Are there good ways to implement a pipeline consisting of severa stages using several kernels/context which executes in parallel? In other word, ideally, I would like to use the multprocessors on the G80 card as an systolic array.

Is it possible for the different stages being data driven without intervention from the CPU such that any time the data arrive at each stage, the particular kernel would wake up (if necessary), run and feed it’s output to the next stage/kernel.

Spencer

It is not possible to run two kernels concurrently. So this would need a fat kernel that does one of the stages as it sees fit.

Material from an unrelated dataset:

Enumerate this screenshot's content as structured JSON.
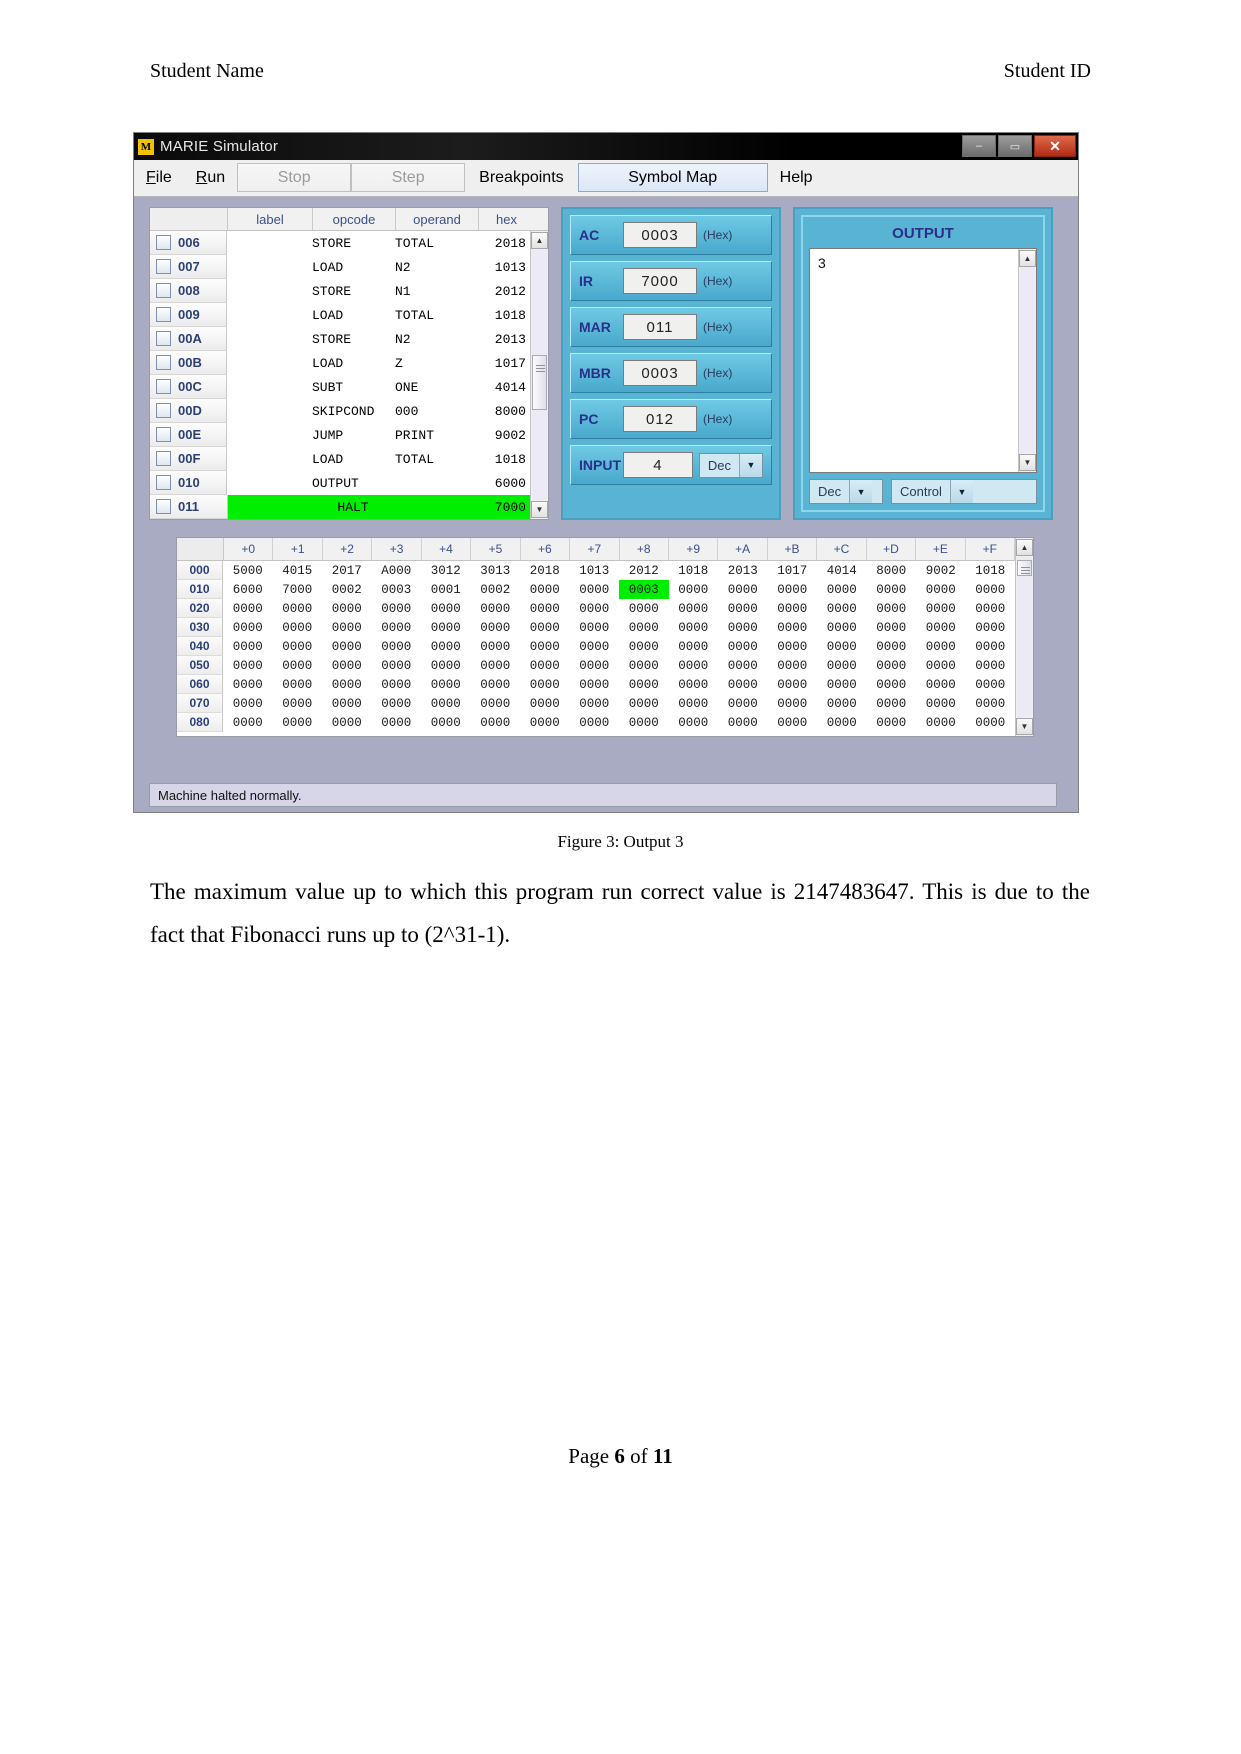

But what I understand from the CUDA execution model is that you cannot control the sequence in which blocks are executed anyway (and they might be delayed/interleaved by the thread scheduler on one multiprocessor to hide latency), so the whole thing will not work.

Peter

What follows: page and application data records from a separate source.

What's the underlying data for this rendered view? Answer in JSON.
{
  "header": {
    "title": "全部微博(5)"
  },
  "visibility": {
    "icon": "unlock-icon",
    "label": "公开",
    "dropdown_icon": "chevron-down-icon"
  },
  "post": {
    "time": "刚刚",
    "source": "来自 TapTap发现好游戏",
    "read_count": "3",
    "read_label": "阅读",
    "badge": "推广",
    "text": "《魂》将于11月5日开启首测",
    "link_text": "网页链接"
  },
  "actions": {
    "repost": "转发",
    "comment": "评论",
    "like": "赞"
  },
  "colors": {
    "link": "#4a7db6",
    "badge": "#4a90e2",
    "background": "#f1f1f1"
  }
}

Hi Peter,

Thanks. I suspected as much. Given that the multiprocessors are scalars, I had hoped that I can implement a systolic array. Oh well.

What would be nice in the future release is more control over multiprocessor allocation rather than a kernel “filling” up as much multiprocessors as it wants so that I can allocate a multiprocessor(s) to run a particular kernel and to be able to chain multiprocessors/blocks together with some basic semaphores capability. That is all I need to implement a steady-state pipeline for applications like video encoding. Even though I might be able to implement a single fat kernel, it’s not very clean architecturally.

Regards,

Spencer

Spencer,

yeah the problem with explicit control on the other hand is that it will probably run the whole thing with quite some idling in waiting for buffers to fill. This will waste a lot of ALU power. Given that each multiprocessor is relatively weak (675 MHz with 2 clock cycles per instruction min), I suspect that the overall performance will be disappointing. On the CPU you usually circumvent this by putting a pipeline stage to sleep and therefore freeing its resources temporally giving more CPU timeslices to the active threads. On the GPU this would translate to a suspend/resume possibility for the multiprocessor programs to swap in/out “sleeping” threads or threadblocks. I guess this is far to complicated as it will incur stack pointers etc. Anyone from NVIDIA like to comment on that? :)

Peter

Peter,

All good points. In my favor, video encoding usually has a very deterministic work profile i.e. given the video resolution and the encoding parameters, I know how much work is required for each stage so I can allocate fewer threads or blocks to the computationally cheap tasks (or even loading multiple “cheap” kernels onto a few multiprocessor and allocate the computationally expensive tasks such motion estimation to more multiprocessors. This should reduce amount of stalls that could occur. (or so the theory goes :devil: )

Anyway, moot point unless the CUDA framework evolves to allow me to do something that can’t be done today. :(

Regards,
Spencer